Data records for software interfaces
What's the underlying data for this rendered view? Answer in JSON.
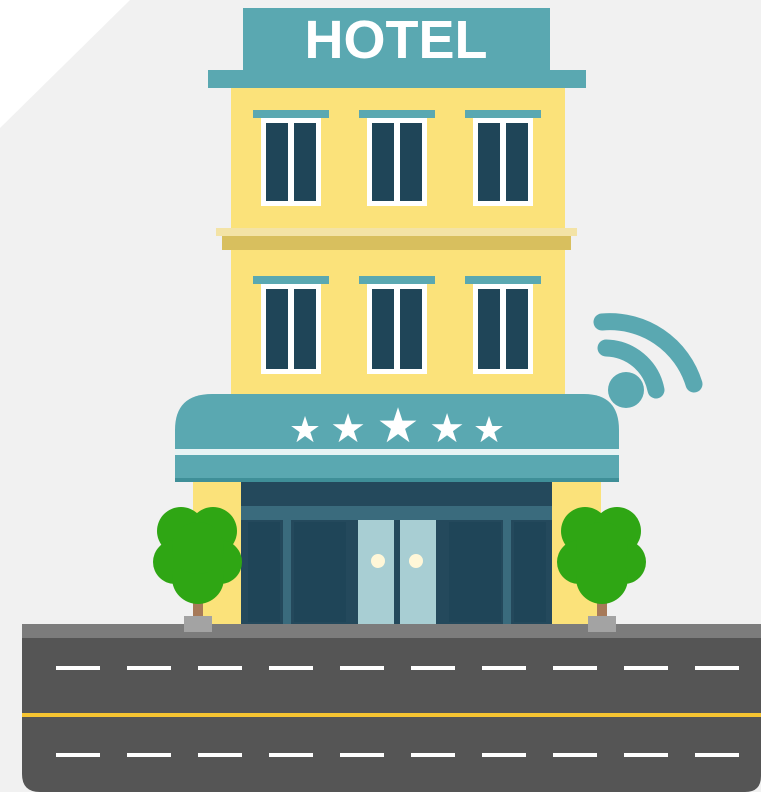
{
  "sign": {
    "text": "HOTEL"
  },
  "rating": {
    "stars": 5,
    "glyph": "★"
  },
  "icons": {
    "wifi": "wifi-icon"
  },
  "colors": {
    "background_panel": "#f1f1f1",
    "building_wall": "#fbe27a",
    "teal": "#5aa8b1",
    "teal_dark": "#3f8f98",
    "window_frame": "#ffffff",
    "window_glass": "#1f4558",
    "ledge": "#d8bf5e",
    "door_glass": "#a8ced3",
    "storefront": "#24495c",
    "tree_green": "#2fa614",
    "tree_trunk": "#a77a59",
    "road": "#555555",
    "curb": "#7c7c7c",
    "lane_white": "#ffffff",
    "lane_yellow": "#f6c431"
  }
}
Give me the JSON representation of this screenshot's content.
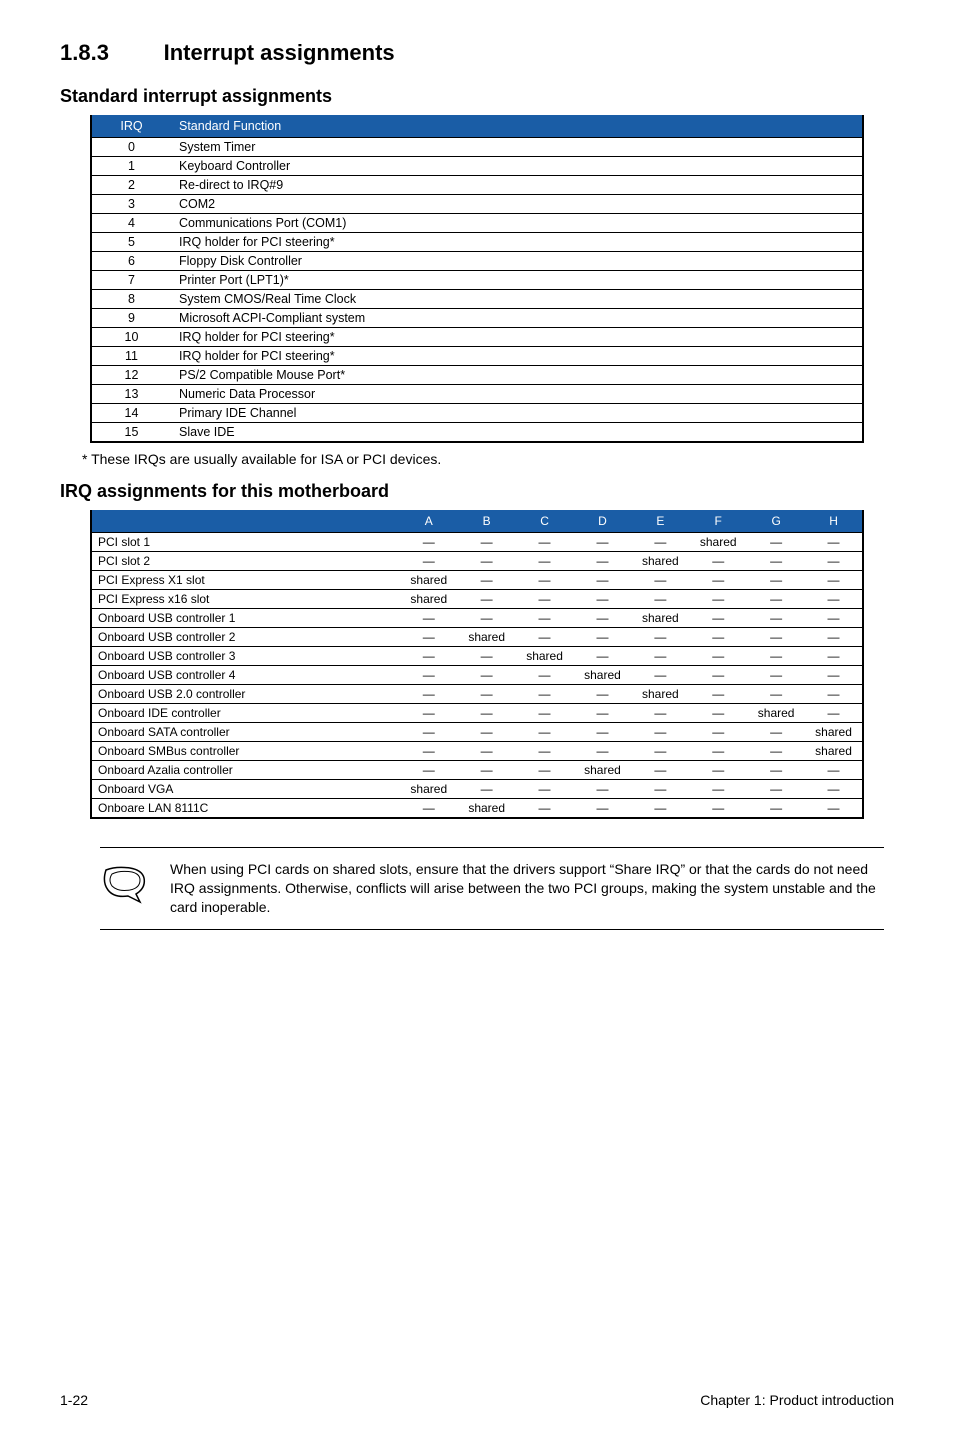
{
  "section": {
    "number": "1.8.3",
    "title": "Interrupt assignments"
  },
  "sub1": "Standard interrupt assignments",
  "table1": {
    "headers": [
      "IRQ",
      "Standard Function"
    ],
    "rows": [
      [
        "0",
        "System Timer"
      ],
      [
        "1",
        "Keyboard Controller"
      ],
      [
        "2",
        "Re-direct to IRQ#9"
      ],
      [
        "3",
        "COM2"
      ],
      [
        "4",
        "Communications Port (COM1)"
      ],
      [
        "5",
        "IRQ holder for PCI steering*"
      ],
      [
        "6",
        "Floppy Disk Controller"
      ],
      [
        "7",
        "Printer Port (LPT1)*"
      ],
      [
        "8",
        "System CMOS/Real Time Clock"
      ],
      [
        "9",
        "Microsoft ACPI-Compliant system"
      ],
      [
        "10",
        "IRQ holder for PCI steering*"
      ],
      [
        "11",
        "IRQ holder for PCI steering*"
      ],
      [
        "12",
        "PS/2 Compatible Mouse Port*"
      ],
      [
        "13",
        "Numeric Data Processor"
      ],
      [
        "14",
        "Primary IDE Channel"
      ],
      [
        "15",
        "Slave IDE"
      ]
    ]
  },
  "footnote": "* These IRQs are usually available for ISA or PCI devices.",
  "sub2": "IRQ assignments for this motherboard",
  "table2": {
    "headers": [
      "",
      "A",
      "B",
      "C",
      "D",
      "E",
      "F",
      "G",
      "H"
    ],
    "rows": [
      {
        "label": "PCI slot 1",
        "cells": [
          "—",
          "—",
          "—",
          "—",
          "—",
          "shared",
          "—",
          "—"
        ]
      },
      {
        "label": "PCI slot 2",
        "cells": [
          "—",
          "—",
          "—",
          "—",
          "shared",
          "—",
          "—",
          "—"
        ]
      },
      {
        "label": "PCI Express X1 slot",
        "cells": [
          "shared",
          "—",
          "—",
          "—",
          "—",
          "—",
          "—",
          "—"
        ]
      },
      {
        "label": "PCI Express x16 slot",
        "cells": [
          "shared",
          "—",
          "—",
          "—",
          "—",
          "—",
          "—",
          "—"
        ]
      },
      {
        "label": "Onboard USB controller 1",
        "cells": [
          "—",
          "—",
          "—",
          "—",
          "shared",
          "—",
          "—",
          "—"
        ]
      },
      {
        "label": "Onboard USB controller 2",
        "cells": [
          "—",
          "shared",
          "—",
          "—",
          "—",
          "—",
          "—",
          "—"
        ]
      },
      {
        "label": "Onboard USB controller 3",
        "cells": [
          "—",
          "—",
          "shared",
          "—",
          "—",
          "—",
          "—",
          "—"
        ]
      },
      {
        "label": "Onboard USB controller 4",
        "cells": [
          "—",
          "—",
          "—",
          "shared",
          "—",
          "—",
          "—",
          "—"
        ]
      },
      {
        "label": "Onboard USB 2.0 controller",
        "cells": [
          "—",
          "—",
          "—",
          "—",
          "shared",
          "—",
          "—",
          "—"
        ]
      },
      {
        "label": "Onboard IDE controller",
        "cells": [
          "—",
          "—",
          "—",
          "—",
          "—",
          "—",
          "shared",
          "—"
        ]
      },
      {
        "label": "Onboard SATA controller",
        "cells": [
          "—",
          "—",
          "—",
          "—",
          "—",
          "—",
          "—",
          "shared"
        ]
      },
      {
        "label": "Onboard SMBus controller",
        "cells": [
          "—",
          "—",
          "—",
          "—",
          "—",
          "—",
          "—",
          "shared"
        ]
      },
      {
        "label": "Onboard Azalia controller",
        "cells": [
          "—",
          "—",
          "—",
          "shared",
          "—",
          "—",
          "—",
          "—"
        ]
      },
      {
        "label": "Onboard VGA",
        "cells": [
          "shared",
          "—",
          "—",
          "—",
          "—",
          "—",
          "—",
          "—"
        ]
      },
      {
        "label": "Onboare LAN 8111C",
        "cells": [
          "—",
          "shared",
          "—",
          "—",
          "—",
          "—",
          "—",
          "—"
        ]
      }
    ]
  },
  "note": "When using PCI cards on shared slots, ensure that the drivers support “Share IRQ” or that the cards do not need IRQ assignments. Otherwise, conflicts will arise between the two PCI groups, making the system unstable and the card inoperable.",
  "footer": {
    "left": "1-22",
    "right": "Chapter 1: Product introduction"
  }
}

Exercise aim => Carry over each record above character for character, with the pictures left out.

Answer to this exercise =>
What's the underlying data for this rendered view? Answer in JSON.
{
  "sign": {
    "text": "HOTEL"
  },
  "rating": {
    "stars": 5,
    "glyph": "★"
  },
  "icons": {
    "wifi": "wifi-icon"
  },
  "colors": {
    "background_panel": "#f1f1f1",
    "building_wall": "#fbe27a",
    "teal": "#5aa8b1",
    "teal_dark": "#3f8f98",
    "window_frame": "#ffffff",
    "window_glass": "#1f4558",
    "ledge": "#d8bf5e",
    "door_glass": "#a8ced3",
    "storefront": "#24495c",
    "tree_green": "#2fa614",
    "tree_trunk": "#a77a59",
    "road": "#555555",
    "curb": "#7c7c7c",
    "lane_white": "#ffffff",
    "lane_yellow": "#f6c431"
  }
}
Give me the JSON representation of this screenshot's content.
{
  "section": {
    "number": "1.8.3",
    "title": "Interrupt assignments"
  },
  "sub1": "Standard interrupt assignments",
  "table1": {
    "headers": [
      "IRQ",
      "Standard Function"
    ],
    "rows": [
      [
        "0",
        "System Timer"
      ],
      [
        "1",
        "Keyboard Controller"
      ],
      [
        "2",
        "Re-direct to IRQ#9"
      ],
      [
        "3",
        "COM2"
      ],
      [
        "4",
        "Communications Port (COM1)"
      ],
      [
        "5",
        "IRQ holder for PCI steering*"
      ],
      [
        "6",
        "Floppy Disk Controller"
      ],
      [
        "7",
        "Printer Port (LPT1)*"
      ],
      [
        "8",
        "System CMOS/Real Time Clock"
      ],
      [
        "9",
        "Microsoft ACPI-Compliant system"
      ],
      [
        "10",
        "IRQ holder for PCI steering*"
      ],
      [
        "11",
        "IRQ holder for PCI steering*"
      ],
      [
        "12",
        "PS/2 Compatible Mouse Port*"
      ],
      [
        "13",
        "Numeric Data Processor"
      ],
      [
        "14",
        "Primary IDE Channel"
      ],
      [
        "15",
        "Slave IDE"
      ]
    ]
  },
  "footnote": "* These IRQs are usually available for ISA or PCI devices.",
  "sub2": "IRQ assignments for this motherboard",
  "table2": {
    "headers": [
      "",
      "A",
      "B",
      "C",
      "D",
      "E",
      "F",
      "G",
      "H"
    ],
    "rows": [
      {
        "label": "PCI slot 1",
        "cells": [
          "—",
          "—",
          "—",
          "—",
          "—",
          "shared",
          "—",
          "—"
        ]
      },
      {
        "label": "PCI slot 2",
        "cells": [
          "—",
          "—",
          "—",
          "—",
          "shared",
          "—",
          "—",
          "—"
        ]
      },
      {
        "label": "PCI Express X1 slot",
        "cells": [
          "shared",
          "—",
          "—",
          "—",
          "—",
          "—",
          "—",
          "—"
        ]
      },
      {
        "label": "PCI Express x16 slot",
        "cells": [
          "shared",
          "—",
          "—",
          "—",
          "—",
          "—",
          "—",
          "—"
        ]
      },
      {
        "label": "Onboard USB controller 1",
        "cells": [
          "—",
          "—",
          "—",
          "—",
          "shared",
          "—",
          "—",
          "—"
        ]
      },
      {
        "label": "Onboard USB controller 2",
        "cells": [
          "—",
          "shared",
          "—",
          "—",
          "—",
          "—",
          "—",
          "—"
        ]
      },
      {
        "label": "Onboard USB controller 3",
        "cells": [
          "—",
          "—",
          "shared",
          "—",
          "—",
          "—",
          "—",
          "—"
        ]
      },
      {
        "label": "Onboard USB controller 4",
        "cells": [
          "—",
          "—",
          "—",
          "shared",
          "—",
          "—",
          "—",
          "—"
        ]
      },
      {
        "label": "Onboard USB 2.0 controller",
        "cells": [
          "—",
          "—",
          "—",
          "—",
          "shared",
          "—",
          "—",
          "—"
        ]
      },
      {
        "label": "Onboard IDE controller",
        "cells": [
          "—",
          "—",
          "—",
          "—",
          "—",
          "—",
          "shared",
          "—"
        ]
      },
      {
        "label": "Onboard SATA controller",
        "cells": [
          "—",
          "—",
          "—",
          "—",
          "—",
          "—",
          "—",
          "shared"
        ]
      },
      {
        "label": "Onboard SMBus controller",
        "cells": [
          "—",
          "—",
          "—",
          "—",
          "—",
          "—",
          "—",
          "shared"
        ]
      },
      {
        "label": "Onboard Azalia controller",
        "cells": [
          "—",
          "—",
          "—",
          "shared",
          "—",
          "—",
          "—",
          "—"
        ]
      },
      {
        "label": "Onboard VGA",
        "cells": [
          "shared",
          "—",
          "—",
          "—",
          "—",
          "—",
          "—",
          "—"
        ]
      },
      {
        "label": "Onboare LAN 8111C",
        "cells": [
          "—",
          "shared",
          "—",
          "—",
          "—",
          "—",
          "—",
          "—"
        ]
      }
    ]
  },
  "note": "When using PCI cards on shared slots, ensure that the drivers support “Share IRQ” or that the cards do not need IRQ assignments. Otherwise, conflicts will arise between the two PCI groups, making the system unstable and the card inoperable.",
  "footer": {
    "left": "1-22",
    "right": "Chapter 1: Product introduction"
  }
}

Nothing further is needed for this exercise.